**Source information:**
________________________________________

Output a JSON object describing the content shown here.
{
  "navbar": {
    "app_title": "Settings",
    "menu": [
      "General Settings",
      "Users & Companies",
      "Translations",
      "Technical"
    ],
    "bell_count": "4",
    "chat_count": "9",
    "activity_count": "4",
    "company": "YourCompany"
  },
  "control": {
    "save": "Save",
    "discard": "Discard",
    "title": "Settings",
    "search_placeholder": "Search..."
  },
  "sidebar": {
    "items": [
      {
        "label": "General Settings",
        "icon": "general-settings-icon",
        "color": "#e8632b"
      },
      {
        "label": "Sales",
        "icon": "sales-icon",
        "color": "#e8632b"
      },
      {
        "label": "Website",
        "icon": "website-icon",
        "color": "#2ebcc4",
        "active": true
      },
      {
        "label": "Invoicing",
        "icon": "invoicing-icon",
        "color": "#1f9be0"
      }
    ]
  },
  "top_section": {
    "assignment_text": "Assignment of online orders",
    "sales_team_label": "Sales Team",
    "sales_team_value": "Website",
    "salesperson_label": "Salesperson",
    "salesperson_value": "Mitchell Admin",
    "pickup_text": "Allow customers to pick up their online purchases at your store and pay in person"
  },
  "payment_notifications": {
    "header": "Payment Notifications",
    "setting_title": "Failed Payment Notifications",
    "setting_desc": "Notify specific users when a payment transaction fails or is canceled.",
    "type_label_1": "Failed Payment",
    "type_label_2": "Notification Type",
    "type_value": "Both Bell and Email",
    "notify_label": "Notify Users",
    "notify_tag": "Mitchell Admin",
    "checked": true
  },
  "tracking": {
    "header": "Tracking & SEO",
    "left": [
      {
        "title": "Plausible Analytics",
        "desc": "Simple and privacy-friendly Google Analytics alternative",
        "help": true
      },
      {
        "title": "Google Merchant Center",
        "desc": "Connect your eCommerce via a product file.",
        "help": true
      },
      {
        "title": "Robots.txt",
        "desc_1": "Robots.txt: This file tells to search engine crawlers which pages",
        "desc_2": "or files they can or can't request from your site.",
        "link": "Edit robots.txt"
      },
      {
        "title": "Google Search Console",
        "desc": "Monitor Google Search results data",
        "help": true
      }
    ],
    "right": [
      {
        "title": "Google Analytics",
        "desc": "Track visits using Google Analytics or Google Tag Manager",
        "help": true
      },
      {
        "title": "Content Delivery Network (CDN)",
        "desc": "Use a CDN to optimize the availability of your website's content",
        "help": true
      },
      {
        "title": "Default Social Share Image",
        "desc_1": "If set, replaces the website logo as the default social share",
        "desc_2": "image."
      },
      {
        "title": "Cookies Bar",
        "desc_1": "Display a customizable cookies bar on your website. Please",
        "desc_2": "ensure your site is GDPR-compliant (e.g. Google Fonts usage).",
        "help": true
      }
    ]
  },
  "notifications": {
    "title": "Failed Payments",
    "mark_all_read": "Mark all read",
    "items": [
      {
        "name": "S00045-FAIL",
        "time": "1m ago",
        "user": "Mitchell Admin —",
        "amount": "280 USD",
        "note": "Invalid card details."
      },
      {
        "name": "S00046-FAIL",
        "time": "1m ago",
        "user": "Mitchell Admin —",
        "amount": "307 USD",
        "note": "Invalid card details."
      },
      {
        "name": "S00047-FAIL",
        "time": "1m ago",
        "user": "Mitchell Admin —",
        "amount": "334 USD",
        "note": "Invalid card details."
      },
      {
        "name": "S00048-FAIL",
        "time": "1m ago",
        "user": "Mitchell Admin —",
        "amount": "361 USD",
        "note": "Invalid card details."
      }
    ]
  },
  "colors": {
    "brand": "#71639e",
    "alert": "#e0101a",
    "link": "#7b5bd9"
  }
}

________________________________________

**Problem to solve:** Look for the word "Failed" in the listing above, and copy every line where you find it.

**Result below:**
    "setting_title": "Failed Payment Notifications",
    "type_label_1": "Failed Payment",
    "title": "Failed Payments",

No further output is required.